**Activity:** Retype each of the entries below exactly as written.
Provided records Start Marker
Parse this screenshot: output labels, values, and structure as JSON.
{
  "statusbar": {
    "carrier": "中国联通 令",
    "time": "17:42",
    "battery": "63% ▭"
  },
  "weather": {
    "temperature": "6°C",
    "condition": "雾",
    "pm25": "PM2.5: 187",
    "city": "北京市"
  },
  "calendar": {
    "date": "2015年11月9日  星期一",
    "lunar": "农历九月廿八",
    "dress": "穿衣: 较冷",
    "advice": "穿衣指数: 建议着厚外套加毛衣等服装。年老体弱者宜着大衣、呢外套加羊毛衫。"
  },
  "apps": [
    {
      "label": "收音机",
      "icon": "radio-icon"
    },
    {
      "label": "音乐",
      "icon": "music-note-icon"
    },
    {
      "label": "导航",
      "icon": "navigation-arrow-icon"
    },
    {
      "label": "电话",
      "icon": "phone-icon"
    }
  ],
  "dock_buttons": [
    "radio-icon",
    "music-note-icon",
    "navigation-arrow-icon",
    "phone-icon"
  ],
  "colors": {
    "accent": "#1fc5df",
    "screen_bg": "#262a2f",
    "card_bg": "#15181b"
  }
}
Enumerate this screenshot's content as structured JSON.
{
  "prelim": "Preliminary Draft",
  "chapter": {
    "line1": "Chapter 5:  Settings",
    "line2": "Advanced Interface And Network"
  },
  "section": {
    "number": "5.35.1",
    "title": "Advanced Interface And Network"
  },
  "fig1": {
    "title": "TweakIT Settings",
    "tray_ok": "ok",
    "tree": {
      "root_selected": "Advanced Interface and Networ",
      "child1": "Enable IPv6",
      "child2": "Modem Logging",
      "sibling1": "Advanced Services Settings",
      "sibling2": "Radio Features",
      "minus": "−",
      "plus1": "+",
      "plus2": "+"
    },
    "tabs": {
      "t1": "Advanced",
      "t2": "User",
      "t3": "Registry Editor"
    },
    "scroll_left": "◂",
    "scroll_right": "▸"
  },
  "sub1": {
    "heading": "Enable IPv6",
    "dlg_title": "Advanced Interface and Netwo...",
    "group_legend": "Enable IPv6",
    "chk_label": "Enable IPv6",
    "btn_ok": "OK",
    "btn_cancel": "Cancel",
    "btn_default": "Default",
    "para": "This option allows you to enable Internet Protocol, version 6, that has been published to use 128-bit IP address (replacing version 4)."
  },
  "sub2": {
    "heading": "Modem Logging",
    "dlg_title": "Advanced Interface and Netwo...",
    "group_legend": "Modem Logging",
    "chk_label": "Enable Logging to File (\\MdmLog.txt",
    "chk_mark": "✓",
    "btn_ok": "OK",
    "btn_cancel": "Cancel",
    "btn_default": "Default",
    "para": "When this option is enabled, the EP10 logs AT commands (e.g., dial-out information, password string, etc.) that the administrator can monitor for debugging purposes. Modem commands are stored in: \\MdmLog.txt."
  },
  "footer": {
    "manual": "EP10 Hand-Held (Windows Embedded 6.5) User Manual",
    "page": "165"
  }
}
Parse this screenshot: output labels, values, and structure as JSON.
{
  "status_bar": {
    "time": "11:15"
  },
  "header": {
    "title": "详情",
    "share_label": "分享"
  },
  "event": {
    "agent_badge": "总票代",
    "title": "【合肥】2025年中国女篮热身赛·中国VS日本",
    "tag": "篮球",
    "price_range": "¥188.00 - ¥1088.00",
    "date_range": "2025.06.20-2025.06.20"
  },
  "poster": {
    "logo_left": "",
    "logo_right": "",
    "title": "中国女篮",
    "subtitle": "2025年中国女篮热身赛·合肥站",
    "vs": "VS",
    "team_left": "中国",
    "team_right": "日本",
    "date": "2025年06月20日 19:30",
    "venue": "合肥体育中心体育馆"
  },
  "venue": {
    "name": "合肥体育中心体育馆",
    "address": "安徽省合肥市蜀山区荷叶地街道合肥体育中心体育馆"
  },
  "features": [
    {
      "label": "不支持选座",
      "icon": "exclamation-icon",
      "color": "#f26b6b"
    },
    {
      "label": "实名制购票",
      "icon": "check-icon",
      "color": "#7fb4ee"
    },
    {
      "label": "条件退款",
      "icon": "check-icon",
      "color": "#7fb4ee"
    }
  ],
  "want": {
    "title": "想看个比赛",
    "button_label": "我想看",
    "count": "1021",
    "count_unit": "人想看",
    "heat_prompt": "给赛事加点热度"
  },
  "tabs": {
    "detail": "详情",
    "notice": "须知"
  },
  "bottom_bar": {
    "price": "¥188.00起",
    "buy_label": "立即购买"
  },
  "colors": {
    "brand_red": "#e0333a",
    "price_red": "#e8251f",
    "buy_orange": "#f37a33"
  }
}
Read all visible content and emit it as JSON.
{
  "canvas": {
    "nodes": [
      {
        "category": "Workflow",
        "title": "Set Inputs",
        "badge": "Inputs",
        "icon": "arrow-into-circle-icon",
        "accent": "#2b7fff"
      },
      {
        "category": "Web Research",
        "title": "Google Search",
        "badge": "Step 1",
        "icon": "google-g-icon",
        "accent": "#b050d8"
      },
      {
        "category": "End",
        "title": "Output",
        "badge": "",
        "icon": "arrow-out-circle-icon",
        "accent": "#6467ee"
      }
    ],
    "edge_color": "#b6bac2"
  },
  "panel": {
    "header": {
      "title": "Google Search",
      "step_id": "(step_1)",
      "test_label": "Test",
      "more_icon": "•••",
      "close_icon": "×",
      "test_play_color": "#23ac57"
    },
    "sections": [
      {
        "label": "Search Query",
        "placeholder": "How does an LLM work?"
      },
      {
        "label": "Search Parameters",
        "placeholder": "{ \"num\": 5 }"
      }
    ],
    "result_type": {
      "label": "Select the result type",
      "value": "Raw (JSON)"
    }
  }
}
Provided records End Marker
**Completed task:**
Parse this screenshot: output labels, values, and structure as JSON.
{
  "statusbar": {
    "carrier": "中国联通 令",
    "time": "17:42",
    "battery": "63% ▭"
  },
  "weather": {
    "temperature": "6°C",
    "condition": "雾",
    "pm25": "PM2.5: 187",
    "city": "北京市"
  },
  "calendar": {
    "date": "2015年11月9日  星期一",
    "lunar": "农历九月廿八",
    "dress": "穿衣: 较冷",
    "advice": "穿衣指数: 建议着厚外套加毛衣等服装。年老体弱者宜着大衣、呢外套加羊毛衫。"
  },
  "apps": [
    {
      "label": "收音机",
      "icon": "radio-icon"
    },
    {
      "label": "音乐",
      "icon": "music-note-icon"
    },
    {
      "label": "导航",
      "icon": "navigation-arrow-icon"
    },
    {
      "label": "电话",
      "icon": "phone-icon"
    }
  ],
  "dock_buttons": [
    "radio-icon",
    "music-note-icon",
    "navigation-arrow-icon",
    "phone-icon"
  ],
  "colors": {
    "accent": "#1fc5df",
    "screen_bg": "#262a2f",
    "card_bg": "#15181b"
  }
}
Enumerate this screenshot's content as structured JSON.
{
  "prelim": "Preliminary Draft",
  "chapter": {
    "line1": "Chapter 5:  Settings",
    "line2": "Advanced Interface And Network"
  },
  "section": {
    "number": "5.35.1",
    "title": "Advanced Interface And Network"
  },
  "fig1": {
    "title": "TweakIT Settings",
    "tray_ok": "ok",
    "tree": {
      "root_selected": "Advanced Interface and Networ",
      "child1": "Enable IPv6",
      "child2": "Modem Logging",
      "sibling1": "Advanced Services Settings",
      "sibling2": "Radio Features",
      "minus": "−",
      "plus1": "+",
      "plus2": "+"
    },
    "tabs": {
      "t1": "Advanced",
      "t2": "User",
      "t3": "Registry Editor"
    },
    "scroll_left": "◂",
    "scroll_right": "▸"
  },
  "sub1": {
    "heading": "Enable IPv6",
    "dlg_title": "Advanced Interface and Netwo...",
    "group_legend": "Enable IPv6",
    "chk_label": "Enable IPv6",
    "btn_ok": "OK",
    "btn_cancel": "Cancel",
    "btn_default": "Default",
    "para": "This option allows you to enable Internet Protocol, version 6, that has been published to use 128-bit IP address (replacing version 4)."
  },
  "sub2": {
    "heading": "Modem Logging",
    "dlg_title": "Advanced Interface and Netwo...",
    "group_legend": "Modem Logging",
    "chk_label": "Enable Logging to File (\\MdmLog.txt",
    "chk_mark": "✓",
    "btn_ok": "OK",
    "btn_cancel": "Cancel",
    "btn_default": "Default",
    "para": "When this option is enabled, the EP10 logs AT commands (e.g., dial-out information, password string, etc.) that the administrator can monitor for debugging purposes. Modem commands are stored in: \\MdmLog.txt."
  },
  "footer": {
    "manual": "EP10 Hand-Held (Windows Embedded 6.5) User Manual",
    "page": "165"
  }
}
Parse this screenshot: output labels, values, and structure as JSON.
{
  "status_bar": {
    "time": "11:15"
  },
  "header": {
    "title": "详情",
    "share_label": "分享"
  },
  "event": {
    "agent_badge": "总票代",
    "title": "【合肥】2025年中国女篮热身赛·中国VS日本",
    "tag": "篮球",
    "price_range": "¥188.00 - ¥1088.00",
    "date_range": "2025.06.20-2025.06.20"
  },
  "poster": {
    "logo_left": "",
    "logo_right": "",
    "title": "中国女篮",
    "subtitle": "2025年中国女篮热身赛·合肥站",
    "vs": "VS",
    "team_left": "中国",
    "team_right": "日本",
    "date": "2025年06月20日 19:30",
    "venue": "合肥体育中心体育馆"
  },
  "venue": {
    "name": "合肥体育中心体育馆",
    "address": "安徽省合肥市蜀山区荷叶地街道合肥体育中心体育馆"
  },
  "features": [
    {
      "label": "不支持选座",
      "icon": "exclamation-icon",
      "color": "#f26b6b"
    },
    {
      "label": "实名制购票",
      "icon": "check-icon",
      "color": "#7fb4ee"
    },
    {
      "label": "条件退款",
      "icon": "check-icon",
      "color": "#7fb4ee"
    }
  ],
  "want": {
    "title": "想看个比赛",
    "button_label": "我想看",
    "count": "1021",
    "count_unit": "人想看",
    "heat_prompt": "给赛事加点热度"
  },
  "tabs": {
    "detail": "详情",
    "notice": "须知"
  },
  "bottom_bar": {
    "price": "¥188.00起",
    "buy_label": "立即购买"
  },
  "colors": {
    "brand_red": "#e0333a",
    "price_red": "#e8251f",
    "buy_orange": "#f37a33"
  }
}
Read all visible content and emit it as JSON.
{
  "canvas": {
    "nodes": [
      {
        "category": "Workflow",
        "title": "Set Inputs",
        "badge": "Inputs",
        "icon": "arrow-into-circle-icon",
        "accent": "#2b7fff"
      },
      {
        "category": "Web Research",
        "title": "Google Search",
        "badge": "Step 1",
        "icon": "google-g-icon",
        "accent": "#b050d8"
      },
      {
        "category": "End",
        "title": "Output",
        "badge": "",
        "icon": "arrow-out-circle-icon",
        "accent": "#6467ee"
      }
    ],
    "edge_color": "#b6bac2"
  },
  "panel": {
    "header": {
      "title": "Google Search",
      "step_id": "(step_1)",
      "test_label": "Test",
      "more_icon": "•••",
      "close_icon": "×",
      "test_play_color": "#23ac57"
    },
    "sections": [
      {
        "label": "Search Query",
        "placeholder": "How does an LLM work?"
      },
      {
        "label": "Search Parameters",
        "placeholder": "{ \"num\": 5 }"
      }
    ],
    "result_type": {
      "label": "Select the result type",
      "value": "Raw (JSON)"
    }
  }
}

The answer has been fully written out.